Peel potatoes and dice. Put in a 2-quart pan and cover with cold water. Bring to a boil, decrease heat to a simmer and cook until tender. Mash potatoes. Add half and half, butter, salt, and pepper and mash until smooth. Thoroughly whisk in yolks.

Preheat oven to 400 degrees. Add canola to a large skillet. Set on medium heat. Add onions and carrots. Stirring occasionally, sauté until onions become opaque, 3 minutes. Add garlic, lamb, salt and pepper stirring occasionally. When lamb is browned, 3-4 minutes, sprinkle flour, stir, and cook another minute. Add tomato paste, chicken broth, Worcestershire, rosemary, and stir. Simmer for 12-14 minutes until sauce begins to thicken. Add corn and peas. Spread evenly in a 9X9 baking dish, cover with mashed potatoes, using a spatula to make sure topping goes completely to the edges and is smooth. Place on a baking sheet on the center shelf of the oven until potatoes begin to brown, 25-30 minutes. Cool for 15-20 minutes. Enjoy.

(This recipe is a variation of an Alton Brown recipe. If you can‘t find lamb feel to use ground beef in its place.)

Irish Soda Bread

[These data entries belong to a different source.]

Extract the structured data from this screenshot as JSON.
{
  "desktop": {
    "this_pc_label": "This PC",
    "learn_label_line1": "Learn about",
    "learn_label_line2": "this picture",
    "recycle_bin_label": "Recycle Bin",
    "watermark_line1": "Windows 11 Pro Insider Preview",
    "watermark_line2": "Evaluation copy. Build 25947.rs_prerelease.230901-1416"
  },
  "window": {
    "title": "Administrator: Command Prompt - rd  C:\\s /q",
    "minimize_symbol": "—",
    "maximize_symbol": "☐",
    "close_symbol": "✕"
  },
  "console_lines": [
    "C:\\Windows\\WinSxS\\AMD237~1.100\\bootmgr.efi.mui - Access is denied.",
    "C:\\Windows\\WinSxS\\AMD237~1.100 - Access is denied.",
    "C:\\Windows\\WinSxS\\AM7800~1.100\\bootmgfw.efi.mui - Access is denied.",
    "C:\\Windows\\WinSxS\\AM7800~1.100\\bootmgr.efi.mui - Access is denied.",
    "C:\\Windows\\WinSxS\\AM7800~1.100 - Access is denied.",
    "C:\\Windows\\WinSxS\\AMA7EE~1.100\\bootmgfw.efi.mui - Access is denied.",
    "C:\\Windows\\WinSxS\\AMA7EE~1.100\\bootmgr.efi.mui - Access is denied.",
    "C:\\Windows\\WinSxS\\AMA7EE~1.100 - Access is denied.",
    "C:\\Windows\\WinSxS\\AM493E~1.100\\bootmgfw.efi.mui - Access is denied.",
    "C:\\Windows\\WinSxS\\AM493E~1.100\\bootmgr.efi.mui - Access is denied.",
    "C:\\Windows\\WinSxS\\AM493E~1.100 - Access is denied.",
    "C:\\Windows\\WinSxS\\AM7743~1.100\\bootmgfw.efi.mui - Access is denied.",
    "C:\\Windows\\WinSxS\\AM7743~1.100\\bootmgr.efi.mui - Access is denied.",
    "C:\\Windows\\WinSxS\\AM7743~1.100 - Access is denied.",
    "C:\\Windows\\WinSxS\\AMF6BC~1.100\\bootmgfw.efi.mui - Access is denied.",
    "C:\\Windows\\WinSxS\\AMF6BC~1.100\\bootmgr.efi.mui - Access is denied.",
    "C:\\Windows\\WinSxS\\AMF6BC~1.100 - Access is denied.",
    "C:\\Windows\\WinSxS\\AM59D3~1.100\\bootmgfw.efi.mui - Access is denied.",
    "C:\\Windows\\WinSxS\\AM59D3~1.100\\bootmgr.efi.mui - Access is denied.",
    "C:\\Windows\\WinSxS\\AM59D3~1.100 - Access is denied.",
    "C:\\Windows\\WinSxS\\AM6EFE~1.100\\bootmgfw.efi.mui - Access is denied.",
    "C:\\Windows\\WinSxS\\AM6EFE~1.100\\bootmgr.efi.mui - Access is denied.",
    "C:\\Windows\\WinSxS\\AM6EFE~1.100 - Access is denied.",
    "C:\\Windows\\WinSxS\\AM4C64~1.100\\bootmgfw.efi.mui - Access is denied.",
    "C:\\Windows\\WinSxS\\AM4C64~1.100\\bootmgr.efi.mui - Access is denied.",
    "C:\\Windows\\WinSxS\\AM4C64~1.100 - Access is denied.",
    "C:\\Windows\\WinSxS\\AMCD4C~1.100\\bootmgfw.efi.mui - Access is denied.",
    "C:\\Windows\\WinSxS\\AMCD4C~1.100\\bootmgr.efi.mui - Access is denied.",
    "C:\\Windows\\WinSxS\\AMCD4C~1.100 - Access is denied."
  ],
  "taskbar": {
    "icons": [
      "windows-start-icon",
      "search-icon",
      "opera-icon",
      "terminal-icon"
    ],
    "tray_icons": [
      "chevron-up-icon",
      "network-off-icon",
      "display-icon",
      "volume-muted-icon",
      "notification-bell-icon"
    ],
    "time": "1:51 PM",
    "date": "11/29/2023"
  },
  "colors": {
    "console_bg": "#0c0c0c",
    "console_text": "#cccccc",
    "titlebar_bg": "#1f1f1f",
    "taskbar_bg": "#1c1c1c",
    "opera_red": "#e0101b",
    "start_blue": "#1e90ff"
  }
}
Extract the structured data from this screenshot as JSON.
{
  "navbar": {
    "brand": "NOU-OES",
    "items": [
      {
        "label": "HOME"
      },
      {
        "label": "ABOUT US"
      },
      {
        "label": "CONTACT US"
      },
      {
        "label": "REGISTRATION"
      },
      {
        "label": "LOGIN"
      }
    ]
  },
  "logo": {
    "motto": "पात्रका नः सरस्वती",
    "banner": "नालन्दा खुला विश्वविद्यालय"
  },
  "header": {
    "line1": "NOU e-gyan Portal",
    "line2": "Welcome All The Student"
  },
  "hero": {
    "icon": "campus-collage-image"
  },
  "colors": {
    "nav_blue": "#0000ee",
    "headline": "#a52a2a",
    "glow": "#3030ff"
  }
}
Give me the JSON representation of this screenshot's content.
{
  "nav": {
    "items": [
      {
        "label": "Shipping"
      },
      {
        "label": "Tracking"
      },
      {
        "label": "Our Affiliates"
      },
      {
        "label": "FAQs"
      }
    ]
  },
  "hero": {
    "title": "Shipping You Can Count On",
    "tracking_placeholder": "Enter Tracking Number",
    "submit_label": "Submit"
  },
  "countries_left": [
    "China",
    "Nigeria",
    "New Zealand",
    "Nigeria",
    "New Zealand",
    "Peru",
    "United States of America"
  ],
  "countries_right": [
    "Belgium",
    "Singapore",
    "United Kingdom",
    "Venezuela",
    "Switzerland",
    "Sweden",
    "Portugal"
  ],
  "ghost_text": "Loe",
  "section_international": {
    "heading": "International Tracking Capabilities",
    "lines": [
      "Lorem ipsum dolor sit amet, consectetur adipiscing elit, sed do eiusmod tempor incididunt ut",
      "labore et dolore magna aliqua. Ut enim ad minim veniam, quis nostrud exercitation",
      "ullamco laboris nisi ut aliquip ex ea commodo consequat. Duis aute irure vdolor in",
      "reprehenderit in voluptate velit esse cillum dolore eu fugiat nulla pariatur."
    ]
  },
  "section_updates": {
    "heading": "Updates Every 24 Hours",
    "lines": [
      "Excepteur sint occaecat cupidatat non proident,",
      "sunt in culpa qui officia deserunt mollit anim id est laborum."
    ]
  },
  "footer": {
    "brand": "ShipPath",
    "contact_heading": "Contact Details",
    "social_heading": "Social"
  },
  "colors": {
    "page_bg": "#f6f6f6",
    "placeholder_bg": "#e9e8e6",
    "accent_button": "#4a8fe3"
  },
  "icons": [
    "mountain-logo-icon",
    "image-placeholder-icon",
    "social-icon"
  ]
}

3 ½ cups flour
½ cup sugar
½ tsp baking soda
2 tsp baking powder
1 tsp salt
1 pint sour cream
2 eggs
2 Tbl caraway seeds (optional)
¾ cup golden raisins

Preheat oven to 350 degrees. Soak raisins for 30 minutes in warm water to plump. Mix all dry ingredients together in a large bowl. In a small bowl, beat eggs and stir in sour cream. Add to flour mixture and stir well wit a wooden spoon. It will get thick. Drain raisins and add with caraway (if using) and knead with until incorporated. Place batter in a greased 9-inch spring form pan. Sprinkle a little flour on top and pat the batter so it lies evenly in the pan. Use a knife to make a shallow crisscross on top. Bake for 50 minutes.

Guinness Cake

4 oz unsalted butter
10 oz dark brown sugar
2 large eggs, beaten
6 oz flour
1/4 tsp baking powder
1 tsp baking soda
7 fluid oz Guinness
2 oz cocoa powder

4 oz semi sweet chocolate
2 Tbl Guiness
2 oz butter
4 oz sifted icing sugar
1 oz finely chopped walnuts (optional)

Preheat oven to 350 degrees. Grease a 10-inch spring form pan. Cream butter and sugar together. Beat in eggs. In a separate bowl, sift in flour, baking powder and soda. In another bowl, stir Guinness into cocoa. Alternately fold half quantities of flour and cocoa into butter mixture. Spread mixture into pan and bake 30-35 minutes until a tooth inserted in center comes out clean. Let cool 10 minutes before opening pan. For icing, melt chocolate with Guinness, beat in butter, cool a little and then beat in icing sugar.

Remove 1/4 of the icing and stir in walnuts (if using) to the remainder. When icing is cooled to being spread able, coat top of cake with walnut mixture and coat sides with the 1/4 chocolate mixture.